Hashing is a fundamental concept in computer science that plays a crucial role in data storage, security, and efficient information retrieval. This article explores what hashing is, how it works, its applications, and its significance in various domains.
Hashing is a process of converting data of arbitrary size into a fixed-size value called a hash code or hash value. It utilizes a hash function to map input data to a unique output, which represents the original data in a concise and efficient manner. Hash functions ensure that any slight change in the input data results in a different hash value.
The Function of Hash Functions
A hash function takes an input (data) and applies mathematical algorithms to generate a hash value. Key characteristics of hash functions include:
- Deterministic: Given the same input, a hash function always produces the same output.
- Fast Computation: Hash functions generate hash values quickly, regardless of the input size.
- Fixed Output Size: Hash functions produce hash values of fixed length, irrespective of the input size.
Applications of Hashing
- Data Retrieval: Hashing is extensively used in data structures like hash tables. By generating hash codes for data, it allows for efficient storage and retrieval. Hashing reduces search time to constant or near-constant time complexity, facilitating quick access to large data sets.
- Data Integrity and Security: Hashing plays a vital role in verifying data integrity and ensuring secure communication. By comparing hash values before and after data transmission or storage, one can determine if the data has been tampered with. Hash functions are also used in password storage, digital signatures, and cryptographic protocols.

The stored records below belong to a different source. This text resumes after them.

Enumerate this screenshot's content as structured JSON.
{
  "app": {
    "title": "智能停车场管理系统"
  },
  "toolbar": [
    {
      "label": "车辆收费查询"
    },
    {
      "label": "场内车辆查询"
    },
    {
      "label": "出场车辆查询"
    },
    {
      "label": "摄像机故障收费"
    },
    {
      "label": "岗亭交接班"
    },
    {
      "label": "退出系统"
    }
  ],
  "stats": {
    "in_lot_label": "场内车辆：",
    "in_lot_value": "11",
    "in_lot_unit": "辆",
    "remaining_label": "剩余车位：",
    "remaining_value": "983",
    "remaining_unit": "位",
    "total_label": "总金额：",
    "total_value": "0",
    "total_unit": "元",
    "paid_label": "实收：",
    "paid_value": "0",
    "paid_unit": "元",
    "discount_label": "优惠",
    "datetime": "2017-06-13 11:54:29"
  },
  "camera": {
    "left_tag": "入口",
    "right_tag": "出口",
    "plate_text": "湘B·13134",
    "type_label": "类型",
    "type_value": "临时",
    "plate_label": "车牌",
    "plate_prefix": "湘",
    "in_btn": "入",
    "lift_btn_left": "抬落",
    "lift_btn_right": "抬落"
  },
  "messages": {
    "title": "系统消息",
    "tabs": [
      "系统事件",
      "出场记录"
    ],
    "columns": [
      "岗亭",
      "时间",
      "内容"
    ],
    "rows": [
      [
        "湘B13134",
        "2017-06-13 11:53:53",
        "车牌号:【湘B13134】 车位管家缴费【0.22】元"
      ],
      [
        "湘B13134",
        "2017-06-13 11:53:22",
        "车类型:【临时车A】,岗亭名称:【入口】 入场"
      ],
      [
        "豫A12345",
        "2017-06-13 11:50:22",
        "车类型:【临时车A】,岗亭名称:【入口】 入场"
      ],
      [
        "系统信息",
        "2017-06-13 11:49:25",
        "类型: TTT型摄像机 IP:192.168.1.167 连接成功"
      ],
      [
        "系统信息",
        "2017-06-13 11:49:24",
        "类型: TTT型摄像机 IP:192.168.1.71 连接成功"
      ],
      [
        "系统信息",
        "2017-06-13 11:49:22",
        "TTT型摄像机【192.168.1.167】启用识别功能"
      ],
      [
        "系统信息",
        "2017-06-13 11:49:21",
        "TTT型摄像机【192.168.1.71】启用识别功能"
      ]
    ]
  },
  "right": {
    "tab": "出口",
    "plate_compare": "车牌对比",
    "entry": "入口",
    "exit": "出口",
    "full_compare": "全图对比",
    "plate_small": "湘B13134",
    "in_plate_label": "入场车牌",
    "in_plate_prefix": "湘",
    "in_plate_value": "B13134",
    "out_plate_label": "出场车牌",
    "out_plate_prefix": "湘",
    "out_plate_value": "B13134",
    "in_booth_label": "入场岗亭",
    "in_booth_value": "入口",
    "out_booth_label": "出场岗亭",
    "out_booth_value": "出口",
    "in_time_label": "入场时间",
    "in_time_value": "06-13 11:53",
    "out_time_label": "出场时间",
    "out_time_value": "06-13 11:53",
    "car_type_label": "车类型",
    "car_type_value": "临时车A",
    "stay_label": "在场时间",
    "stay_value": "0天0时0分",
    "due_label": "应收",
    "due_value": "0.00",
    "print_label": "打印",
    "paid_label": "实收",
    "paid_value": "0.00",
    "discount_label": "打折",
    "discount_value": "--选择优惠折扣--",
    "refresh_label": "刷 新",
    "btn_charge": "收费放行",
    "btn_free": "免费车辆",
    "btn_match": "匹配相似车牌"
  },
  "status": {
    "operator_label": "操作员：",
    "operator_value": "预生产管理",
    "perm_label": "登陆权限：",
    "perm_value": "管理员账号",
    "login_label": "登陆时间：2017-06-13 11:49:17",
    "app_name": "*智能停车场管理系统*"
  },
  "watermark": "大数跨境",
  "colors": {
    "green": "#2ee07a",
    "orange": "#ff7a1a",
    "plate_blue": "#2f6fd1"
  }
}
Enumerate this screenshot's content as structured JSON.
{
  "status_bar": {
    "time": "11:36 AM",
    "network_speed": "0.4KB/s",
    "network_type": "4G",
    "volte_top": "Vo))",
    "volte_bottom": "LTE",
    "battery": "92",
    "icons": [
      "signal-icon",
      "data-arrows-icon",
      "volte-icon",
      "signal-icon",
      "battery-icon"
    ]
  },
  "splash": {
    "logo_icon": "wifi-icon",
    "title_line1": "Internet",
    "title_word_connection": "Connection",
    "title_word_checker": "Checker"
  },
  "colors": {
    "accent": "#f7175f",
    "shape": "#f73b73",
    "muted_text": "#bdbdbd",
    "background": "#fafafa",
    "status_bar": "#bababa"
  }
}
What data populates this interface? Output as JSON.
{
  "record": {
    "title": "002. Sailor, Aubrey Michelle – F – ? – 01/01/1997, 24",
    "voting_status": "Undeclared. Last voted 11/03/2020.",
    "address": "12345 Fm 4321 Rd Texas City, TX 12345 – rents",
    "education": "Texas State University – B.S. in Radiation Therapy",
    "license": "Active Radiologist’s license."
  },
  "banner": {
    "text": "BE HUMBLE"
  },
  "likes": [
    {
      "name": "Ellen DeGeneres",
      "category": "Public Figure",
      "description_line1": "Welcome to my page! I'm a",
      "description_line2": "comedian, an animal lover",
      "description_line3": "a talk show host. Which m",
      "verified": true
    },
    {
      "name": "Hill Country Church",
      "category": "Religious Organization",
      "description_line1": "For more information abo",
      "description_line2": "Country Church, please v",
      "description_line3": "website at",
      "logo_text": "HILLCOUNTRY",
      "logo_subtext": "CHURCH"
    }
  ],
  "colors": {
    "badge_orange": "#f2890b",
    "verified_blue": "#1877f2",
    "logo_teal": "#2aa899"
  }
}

- Unique Identifiers: Hashing can generate unique identifiers for objects or data, allowing for efficient indexing, deduplication, and identification. It is commonly used in databases, content-addressable storage systems, and distributed systems.
- File and Data Comparison: Hashing is used to compare files or data sets quickly. By comparing hash values, it is possible to identify duplicate files, detect changes in files, and perform efficient data synchronization.
In hashing, collisions occur when different inputs produce the same hash value. Although hash functions aim to minimize collisions, they are statistically unavoidable due to the infinite input space and the fixed output size. Various techniques, such as chaining and open addressing, are employed to handle collisions and ensure data integrity.
Cryptographic Hash Functions
Cryptographic hash functions are designed to be secure and irreversible. They are widely used in digital signatures, password storage, and message authentication. Cryptographic hash functions have additional properties like pre-image resistance, second pre-image resistance, and collision resistance, making them suitable for secure applications.
Hashing is a fundamental concept that plays a pivotal role in computer science, data storage, and security. By efficiently transforming data into fixed-size hash values, hashing enables fast data retrieval, data integrity verification, and secure communication. Understanding hashing and its applications empowers developers and security professionals to utilize this powerful technique effectively in various domains, optimizing performance and safeguarding data.